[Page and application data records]
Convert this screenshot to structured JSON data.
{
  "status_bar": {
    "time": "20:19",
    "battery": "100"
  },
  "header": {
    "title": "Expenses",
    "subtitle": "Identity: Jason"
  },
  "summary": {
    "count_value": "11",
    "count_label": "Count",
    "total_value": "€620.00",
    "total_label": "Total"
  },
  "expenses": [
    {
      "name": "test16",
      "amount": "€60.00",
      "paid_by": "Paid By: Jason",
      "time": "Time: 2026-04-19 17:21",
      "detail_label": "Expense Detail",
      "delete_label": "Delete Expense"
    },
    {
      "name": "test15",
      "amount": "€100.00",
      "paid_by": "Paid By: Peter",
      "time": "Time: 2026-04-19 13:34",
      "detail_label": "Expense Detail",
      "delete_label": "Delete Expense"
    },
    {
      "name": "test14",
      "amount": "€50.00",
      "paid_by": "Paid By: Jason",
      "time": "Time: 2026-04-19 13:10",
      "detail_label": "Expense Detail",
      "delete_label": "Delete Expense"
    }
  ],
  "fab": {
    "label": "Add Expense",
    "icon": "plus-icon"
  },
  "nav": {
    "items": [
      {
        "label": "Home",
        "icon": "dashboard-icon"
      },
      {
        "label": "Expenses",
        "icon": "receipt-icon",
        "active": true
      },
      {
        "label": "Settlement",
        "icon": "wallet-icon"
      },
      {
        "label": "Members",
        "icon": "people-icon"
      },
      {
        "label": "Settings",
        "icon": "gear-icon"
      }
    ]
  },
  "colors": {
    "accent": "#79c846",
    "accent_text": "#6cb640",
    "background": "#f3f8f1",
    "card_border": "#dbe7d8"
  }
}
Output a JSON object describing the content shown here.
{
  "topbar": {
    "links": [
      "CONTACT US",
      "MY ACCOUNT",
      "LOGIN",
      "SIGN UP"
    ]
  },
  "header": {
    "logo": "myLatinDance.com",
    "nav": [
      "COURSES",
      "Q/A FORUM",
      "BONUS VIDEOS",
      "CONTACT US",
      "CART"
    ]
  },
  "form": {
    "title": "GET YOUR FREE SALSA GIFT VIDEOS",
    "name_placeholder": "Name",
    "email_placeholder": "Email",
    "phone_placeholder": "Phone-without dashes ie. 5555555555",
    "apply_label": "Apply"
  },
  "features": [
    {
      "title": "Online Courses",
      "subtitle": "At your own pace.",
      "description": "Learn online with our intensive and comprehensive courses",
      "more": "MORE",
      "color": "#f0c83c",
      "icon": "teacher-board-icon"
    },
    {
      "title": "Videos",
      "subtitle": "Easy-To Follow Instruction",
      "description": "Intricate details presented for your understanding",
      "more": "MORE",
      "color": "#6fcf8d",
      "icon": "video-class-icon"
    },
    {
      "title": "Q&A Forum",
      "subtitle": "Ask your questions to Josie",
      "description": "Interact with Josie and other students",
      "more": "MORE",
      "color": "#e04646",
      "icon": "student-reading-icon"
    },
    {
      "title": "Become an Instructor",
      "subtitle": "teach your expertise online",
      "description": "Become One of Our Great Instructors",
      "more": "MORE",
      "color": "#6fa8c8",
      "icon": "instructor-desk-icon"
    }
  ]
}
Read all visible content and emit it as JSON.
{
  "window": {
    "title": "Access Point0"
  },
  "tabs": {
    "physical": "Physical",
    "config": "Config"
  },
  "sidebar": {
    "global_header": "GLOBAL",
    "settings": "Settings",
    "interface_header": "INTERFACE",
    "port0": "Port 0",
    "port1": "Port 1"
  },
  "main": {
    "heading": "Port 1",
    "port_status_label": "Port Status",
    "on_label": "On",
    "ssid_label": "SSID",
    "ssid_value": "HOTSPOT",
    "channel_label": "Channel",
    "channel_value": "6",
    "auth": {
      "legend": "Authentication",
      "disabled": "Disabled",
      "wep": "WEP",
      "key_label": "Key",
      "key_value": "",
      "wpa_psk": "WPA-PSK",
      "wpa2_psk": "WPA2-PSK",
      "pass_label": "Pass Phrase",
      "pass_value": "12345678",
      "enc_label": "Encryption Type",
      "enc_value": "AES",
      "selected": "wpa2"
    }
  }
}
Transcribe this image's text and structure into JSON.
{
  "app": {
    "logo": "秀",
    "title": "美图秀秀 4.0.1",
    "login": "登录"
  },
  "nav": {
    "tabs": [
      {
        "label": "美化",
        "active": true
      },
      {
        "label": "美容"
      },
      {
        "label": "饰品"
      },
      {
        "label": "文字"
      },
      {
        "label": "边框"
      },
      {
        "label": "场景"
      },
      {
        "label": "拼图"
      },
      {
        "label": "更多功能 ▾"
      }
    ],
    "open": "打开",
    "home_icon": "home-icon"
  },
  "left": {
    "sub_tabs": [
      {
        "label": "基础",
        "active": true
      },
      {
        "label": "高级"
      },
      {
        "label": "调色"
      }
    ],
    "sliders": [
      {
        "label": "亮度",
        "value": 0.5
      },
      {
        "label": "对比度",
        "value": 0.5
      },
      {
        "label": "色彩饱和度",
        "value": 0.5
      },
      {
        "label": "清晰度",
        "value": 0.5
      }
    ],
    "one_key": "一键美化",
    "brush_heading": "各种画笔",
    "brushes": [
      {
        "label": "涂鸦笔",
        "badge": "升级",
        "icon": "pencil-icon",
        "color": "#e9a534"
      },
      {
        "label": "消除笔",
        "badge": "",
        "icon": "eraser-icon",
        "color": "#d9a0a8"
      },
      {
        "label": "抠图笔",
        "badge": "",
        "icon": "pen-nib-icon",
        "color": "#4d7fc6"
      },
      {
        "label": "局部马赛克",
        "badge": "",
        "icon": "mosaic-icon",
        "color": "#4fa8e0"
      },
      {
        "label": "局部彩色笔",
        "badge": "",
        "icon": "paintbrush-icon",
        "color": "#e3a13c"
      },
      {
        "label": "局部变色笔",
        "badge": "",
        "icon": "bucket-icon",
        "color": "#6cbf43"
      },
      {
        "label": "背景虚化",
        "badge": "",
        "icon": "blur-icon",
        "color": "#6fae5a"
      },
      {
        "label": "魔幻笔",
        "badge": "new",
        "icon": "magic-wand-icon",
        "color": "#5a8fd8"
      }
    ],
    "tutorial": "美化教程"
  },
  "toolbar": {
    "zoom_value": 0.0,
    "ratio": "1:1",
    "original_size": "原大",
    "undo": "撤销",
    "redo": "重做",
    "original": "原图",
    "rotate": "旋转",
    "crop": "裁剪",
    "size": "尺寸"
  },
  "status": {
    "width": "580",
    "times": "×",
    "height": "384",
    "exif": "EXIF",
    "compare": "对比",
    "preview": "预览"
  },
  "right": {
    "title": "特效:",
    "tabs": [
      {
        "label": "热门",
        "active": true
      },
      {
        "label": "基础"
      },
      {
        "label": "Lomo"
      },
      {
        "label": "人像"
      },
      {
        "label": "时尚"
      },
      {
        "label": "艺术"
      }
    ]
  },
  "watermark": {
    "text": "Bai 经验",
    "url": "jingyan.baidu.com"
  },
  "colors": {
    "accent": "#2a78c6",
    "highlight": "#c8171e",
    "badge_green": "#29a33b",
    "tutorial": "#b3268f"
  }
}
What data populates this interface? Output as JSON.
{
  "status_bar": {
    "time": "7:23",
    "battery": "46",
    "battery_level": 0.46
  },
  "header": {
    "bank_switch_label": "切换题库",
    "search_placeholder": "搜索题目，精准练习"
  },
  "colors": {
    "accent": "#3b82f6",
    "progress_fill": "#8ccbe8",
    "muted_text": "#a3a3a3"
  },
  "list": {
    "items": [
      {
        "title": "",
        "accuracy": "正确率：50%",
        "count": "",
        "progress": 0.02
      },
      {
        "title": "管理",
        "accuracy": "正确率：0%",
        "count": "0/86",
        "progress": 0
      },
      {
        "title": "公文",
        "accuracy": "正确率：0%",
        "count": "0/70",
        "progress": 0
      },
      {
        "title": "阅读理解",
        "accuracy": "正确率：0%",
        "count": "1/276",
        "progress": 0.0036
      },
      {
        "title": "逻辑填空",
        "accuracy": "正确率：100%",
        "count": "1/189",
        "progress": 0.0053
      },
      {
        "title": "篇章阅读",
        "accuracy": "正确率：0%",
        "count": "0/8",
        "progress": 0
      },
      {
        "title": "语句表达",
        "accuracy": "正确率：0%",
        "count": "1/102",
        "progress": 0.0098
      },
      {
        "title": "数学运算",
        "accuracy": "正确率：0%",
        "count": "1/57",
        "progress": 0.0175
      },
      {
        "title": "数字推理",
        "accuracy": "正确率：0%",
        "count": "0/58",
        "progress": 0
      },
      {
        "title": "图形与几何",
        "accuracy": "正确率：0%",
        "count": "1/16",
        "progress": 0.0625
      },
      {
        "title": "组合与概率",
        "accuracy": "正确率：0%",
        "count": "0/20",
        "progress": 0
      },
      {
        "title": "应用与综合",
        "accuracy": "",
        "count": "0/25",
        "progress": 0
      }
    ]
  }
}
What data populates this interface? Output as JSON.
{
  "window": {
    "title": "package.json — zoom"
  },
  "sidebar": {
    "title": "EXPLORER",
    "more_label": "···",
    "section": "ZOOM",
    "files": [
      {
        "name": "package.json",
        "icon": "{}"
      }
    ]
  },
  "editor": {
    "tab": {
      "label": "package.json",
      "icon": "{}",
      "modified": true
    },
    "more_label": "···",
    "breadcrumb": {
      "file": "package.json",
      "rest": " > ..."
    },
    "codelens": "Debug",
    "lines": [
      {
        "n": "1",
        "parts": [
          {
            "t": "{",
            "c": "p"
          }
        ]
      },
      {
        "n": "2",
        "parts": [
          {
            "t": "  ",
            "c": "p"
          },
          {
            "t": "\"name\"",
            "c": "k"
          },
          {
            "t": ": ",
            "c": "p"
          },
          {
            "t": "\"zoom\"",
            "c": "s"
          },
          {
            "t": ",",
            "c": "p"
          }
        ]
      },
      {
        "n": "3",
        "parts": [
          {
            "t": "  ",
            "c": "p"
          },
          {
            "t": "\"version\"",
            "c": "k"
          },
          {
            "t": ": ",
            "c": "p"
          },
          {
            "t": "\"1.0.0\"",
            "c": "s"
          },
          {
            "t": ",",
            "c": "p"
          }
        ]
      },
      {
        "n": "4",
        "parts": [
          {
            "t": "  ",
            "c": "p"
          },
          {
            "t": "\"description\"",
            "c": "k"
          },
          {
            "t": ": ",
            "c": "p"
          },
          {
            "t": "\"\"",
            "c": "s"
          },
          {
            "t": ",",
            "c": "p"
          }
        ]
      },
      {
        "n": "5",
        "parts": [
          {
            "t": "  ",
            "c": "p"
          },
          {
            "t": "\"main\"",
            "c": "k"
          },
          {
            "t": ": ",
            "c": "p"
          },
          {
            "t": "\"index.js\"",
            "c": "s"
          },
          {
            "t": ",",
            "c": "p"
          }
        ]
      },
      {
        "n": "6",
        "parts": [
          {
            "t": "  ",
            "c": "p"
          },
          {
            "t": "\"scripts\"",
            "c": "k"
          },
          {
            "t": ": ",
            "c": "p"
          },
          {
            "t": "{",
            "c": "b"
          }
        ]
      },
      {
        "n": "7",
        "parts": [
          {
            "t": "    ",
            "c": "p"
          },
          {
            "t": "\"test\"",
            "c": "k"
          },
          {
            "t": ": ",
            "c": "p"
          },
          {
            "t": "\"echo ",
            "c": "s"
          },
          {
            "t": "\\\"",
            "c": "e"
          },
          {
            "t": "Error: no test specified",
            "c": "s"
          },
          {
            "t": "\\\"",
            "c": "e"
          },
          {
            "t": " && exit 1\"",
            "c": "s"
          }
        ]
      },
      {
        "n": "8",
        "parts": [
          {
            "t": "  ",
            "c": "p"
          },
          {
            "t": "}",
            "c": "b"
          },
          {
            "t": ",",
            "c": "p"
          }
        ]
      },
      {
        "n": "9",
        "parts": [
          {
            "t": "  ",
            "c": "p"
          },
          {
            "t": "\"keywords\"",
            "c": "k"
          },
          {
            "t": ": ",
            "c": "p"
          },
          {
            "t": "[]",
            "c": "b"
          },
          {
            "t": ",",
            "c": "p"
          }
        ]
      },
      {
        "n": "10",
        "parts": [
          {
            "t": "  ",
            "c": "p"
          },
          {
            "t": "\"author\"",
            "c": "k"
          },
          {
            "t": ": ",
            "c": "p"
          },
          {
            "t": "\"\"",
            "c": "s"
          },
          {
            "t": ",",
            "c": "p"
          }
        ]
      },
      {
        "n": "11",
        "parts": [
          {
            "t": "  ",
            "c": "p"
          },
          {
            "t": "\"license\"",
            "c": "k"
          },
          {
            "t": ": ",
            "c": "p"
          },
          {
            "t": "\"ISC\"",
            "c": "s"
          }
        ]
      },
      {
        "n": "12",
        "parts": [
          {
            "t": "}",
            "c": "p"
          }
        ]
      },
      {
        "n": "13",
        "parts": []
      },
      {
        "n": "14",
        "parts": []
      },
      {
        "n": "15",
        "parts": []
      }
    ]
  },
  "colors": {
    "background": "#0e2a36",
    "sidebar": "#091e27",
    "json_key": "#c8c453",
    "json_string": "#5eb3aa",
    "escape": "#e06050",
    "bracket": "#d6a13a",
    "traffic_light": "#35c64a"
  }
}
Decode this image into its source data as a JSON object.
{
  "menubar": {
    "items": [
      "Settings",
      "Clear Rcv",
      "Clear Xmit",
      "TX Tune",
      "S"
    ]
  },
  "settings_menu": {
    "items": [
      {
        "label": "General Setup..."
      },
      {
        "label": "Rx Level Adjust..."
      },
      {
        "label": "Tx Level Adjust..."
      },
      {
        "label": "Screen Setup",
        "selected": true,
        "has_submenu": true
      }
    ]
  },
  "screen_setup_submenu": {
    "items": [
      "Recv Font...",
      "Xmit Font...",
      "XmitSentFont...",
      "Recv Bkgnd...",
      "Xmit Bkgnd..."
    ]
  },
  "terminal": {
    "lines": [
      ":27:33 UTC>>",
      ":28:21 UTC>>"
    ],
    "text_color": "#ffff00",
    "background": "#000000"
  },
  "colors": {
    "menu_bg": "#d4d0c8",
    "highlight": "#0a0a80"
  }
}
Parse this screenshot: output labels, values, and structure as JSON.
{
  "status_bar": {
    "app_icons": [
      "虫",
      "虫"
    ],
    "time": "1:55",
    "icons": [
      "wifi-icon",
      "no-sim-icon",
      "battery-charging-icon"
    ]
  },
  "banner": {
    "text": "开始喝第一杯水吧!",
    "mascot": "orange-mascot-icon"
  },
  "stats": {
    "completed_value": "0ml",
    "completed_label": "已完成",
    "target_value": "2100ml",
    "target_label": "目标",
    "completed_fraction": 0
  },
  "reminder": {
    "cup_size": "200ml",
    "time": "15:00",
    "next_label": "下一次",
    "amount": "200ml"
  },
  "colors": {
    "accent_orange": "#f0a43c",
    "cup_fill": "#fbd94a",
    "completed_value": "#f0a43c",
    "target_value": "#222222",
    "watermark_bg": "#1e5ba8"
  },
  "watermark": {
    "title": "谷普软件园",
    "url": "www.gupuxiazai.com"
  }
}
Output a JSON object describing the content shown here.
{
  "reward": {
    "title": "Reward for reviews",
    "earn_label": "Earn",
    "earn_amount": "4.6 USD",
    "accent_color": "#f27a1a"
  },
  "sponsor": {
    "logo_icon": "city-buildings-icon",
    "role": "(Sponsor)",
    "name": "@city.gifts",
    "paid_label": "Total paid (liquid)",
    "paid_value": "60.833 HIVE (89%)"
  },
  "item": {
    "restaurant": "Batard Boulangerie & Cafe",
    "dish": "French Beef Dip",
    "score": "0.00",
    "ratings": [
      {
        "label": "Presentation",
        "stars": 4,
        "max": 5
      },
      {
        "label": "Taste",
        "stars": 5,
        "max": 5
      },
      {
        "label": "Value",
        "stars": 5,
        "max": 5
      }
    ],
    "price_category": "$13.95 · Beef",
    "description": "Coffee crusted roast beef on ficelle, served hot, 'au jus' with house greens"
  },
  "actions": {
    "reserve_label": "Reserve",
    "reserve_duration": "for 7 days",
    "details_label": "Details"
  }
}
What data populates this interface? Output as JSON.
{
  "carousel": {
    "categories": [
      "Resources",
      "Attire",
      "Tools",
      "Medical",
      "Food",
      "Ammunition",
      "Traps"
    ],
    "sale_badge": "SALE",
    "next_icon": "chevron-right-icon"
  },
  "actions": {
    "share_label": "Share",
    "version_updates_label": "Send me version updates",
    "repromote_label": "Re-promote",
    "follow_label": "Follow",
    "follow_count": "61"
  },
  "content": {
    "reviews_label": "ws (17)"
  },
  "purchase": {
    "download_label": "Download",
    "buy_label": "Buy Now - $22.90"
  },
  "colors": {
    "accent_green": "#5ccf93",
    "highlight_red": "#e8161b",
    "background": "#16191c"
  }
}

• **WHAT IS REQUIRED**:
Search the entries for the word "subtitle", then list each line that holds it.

• **WRITTEN ANSWER**:
    "subtitle": "Identity: Jason"
      "subtitle": "At your own pace.",
      "subtitle": "Easy-To Follow Instruction",
      "subtitle": "Ask your questions to Josie",
      "subtitle": "teach your expertise online",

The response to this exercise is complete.